Foulger, G.R., Do plumes exist?, Fourth National Meeting of Earth Science of Mexico, Juriquilla, Mexico, 1 – 5 November, 2004.
Do Plumes Exist?
G. R. Foulger
Dept. Earth Sciences, University of Durham, U.K.
Mantle plumes were originally proposed in 1971 by W. Jason Morgan to explain intraplate volcanism, and large-volume ridge-centred volcanism, that seemed to be not explicable by plate tectonics. He defined precisely their characteristics and consequences, such that the original, classical plume hypothesis was readily testable. However, subsequent research tended to not confirm the predictions. Large igneous provinces have been found to be not preceded by the predicted uplift, many “hot spots” are not associated with time-progressive volcanic tracks, seismic anomalies extending down into the deep mantle have often not been seen, and at many “hot spots” there is no evidence that they are hot.
Nevertheless, instead of the theory being abandoned as is done, for example, in medical research if a drug is found to not produce the predicted results, the plume model was retained. The problems were dealt with by progressively adapting the theory in an ad hoc fashion to include the unpredicted observations. Plumes have been proposed to come from almost any depth, to rise vertically or tilt, to flow for thousands of kilometres laterally, to have narrow or broad conduits, to have no plume head, one head, or multiple heads, to produce steady or variable flow, to be long- or short-lived, to speed up or slow down, to have a source that is either geochemically depleted, enriched, or both, to have either high or low 3He/4He and to be either hot or cold. Thus, the contemporary plume theory is not falsifiable, but has become so flexible it has become a data-independent, a priori assumption. Many research papers are nothing more than reports that list new data and then suggest how the plume model must be adapted to fit them. Such an approach is unscientific. Worst, it is distracting many scientists from seeking scientific explanations for various volcanic regions.
There has recently been renewed interest in considering alternative models for “hot spots” that may fit the observations with few ad hoc assumptions or appeals to coincidence. One of these proposes that all surface volcanism is essentially a shallow phenomenon, has nothing to do with the deep mantle, and volcanic “anomalies” are simply the by-products of plate tectonics. This theory attributes “hot spots” to permissive volcanism in areas of extension.

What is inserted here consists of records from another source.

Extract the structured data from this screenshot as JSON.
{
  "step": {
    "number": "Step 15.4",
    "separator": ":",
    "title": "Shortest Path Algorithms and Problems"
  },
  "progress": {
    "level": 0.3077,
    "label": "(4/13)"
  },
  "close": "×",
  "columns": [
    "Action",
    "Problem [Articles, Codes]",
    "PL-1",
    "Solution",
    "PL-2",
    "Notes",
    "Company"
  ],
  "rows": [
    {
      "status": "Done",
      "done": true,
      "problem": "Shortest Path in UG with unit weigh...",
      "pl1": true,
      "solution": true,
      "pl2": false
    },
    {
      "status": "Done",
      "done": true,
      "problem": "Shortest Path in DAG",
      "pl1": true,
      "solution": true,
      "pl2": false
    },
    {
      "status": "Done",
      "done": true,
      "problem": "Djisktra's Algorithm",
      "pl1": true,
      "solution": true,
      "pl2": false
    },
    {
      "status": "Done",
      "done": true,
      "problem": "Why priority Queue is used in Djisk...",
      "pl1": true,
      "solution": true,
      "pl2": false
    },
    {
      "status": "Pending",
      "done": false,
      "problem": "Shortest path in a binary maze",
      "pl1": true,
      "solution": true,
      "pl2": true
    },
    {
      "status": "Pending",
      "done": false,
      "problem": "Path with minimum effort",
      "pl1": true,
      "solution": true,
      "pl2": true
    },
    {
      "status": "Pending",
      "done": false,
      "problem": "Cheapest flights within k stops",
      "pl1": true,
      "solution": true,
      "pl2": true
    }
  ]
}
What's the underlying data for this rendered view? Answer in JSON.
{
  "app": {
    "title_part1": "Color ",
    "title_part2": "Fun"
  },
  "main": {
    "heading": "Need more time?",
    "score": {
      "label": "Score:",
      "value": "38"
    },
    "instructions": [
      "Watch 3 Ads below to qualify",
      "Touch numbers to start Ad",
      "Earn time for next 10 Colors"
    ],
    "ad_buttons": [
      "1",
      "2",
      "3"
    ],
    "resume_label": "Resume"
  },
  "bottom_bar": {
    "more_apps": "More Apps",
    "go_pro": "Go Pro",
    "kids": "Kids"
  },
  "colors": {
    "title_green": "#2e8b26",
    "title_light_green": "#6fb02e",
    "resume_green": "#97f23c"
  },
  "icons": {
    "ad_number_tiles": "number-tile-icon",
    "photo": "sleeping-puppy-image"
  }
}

The volumes of melt produced, which may be large in the case of tholeiitic provinces such as Hawaii, or small in the case of alkaline volcanism in continental rifts, are controlled by the fertility of the underlying source. The presence of eclogite or pyroxenite in the source, or refertilised periditote, will result in larger volumes of magma than if the extending region is underlain by depleted peridotite. Volatile content and temperature will also affect melt volumes, but in a secondary way.
A third of all the world’s “hot spots” lie on or close to spreading plate boundaries. Extending intraplate regions such as the East African Rift and back-arc basins are also commonly associated with “hot spots”. Fertility may be introduced to the mantle by subducting slabs. The crustal portion transforms to eclogite at depth. Other sources of fertility are the metasomatised mantle lithosphere of subducted slabs and continental mantle lithosphere, which may delaminate following thickening as a result of continental collision. Refertilised mantle may have a solidus as much as 200¾C lower than that of depleted mantle peridotite. The melting of such material beneath an extending area may yield several times as much melt as would be extractable at the same temperature from depleted peridotite.
This alternative model for the genesis of “hot spots” raises new questions and challenges. Can the melt volumes observed be quantitatively modeled? How should seismic tomography images be interpreted? How hot are “hot spots”? Are deep mantle plumes physically possible? What is the relationship between large igneous provinces and volcanic chains? Can geochemical observations be reconciled with a fertile source at relatively normal temperatures? What is the origin of high 3He/4He? Right or wrong, the present challenge to the plume hypothesis and the innovative thinking it is encouraging, is unearthing many novel new research problems that have long gone unrecognised.
last update 3rd February, 2006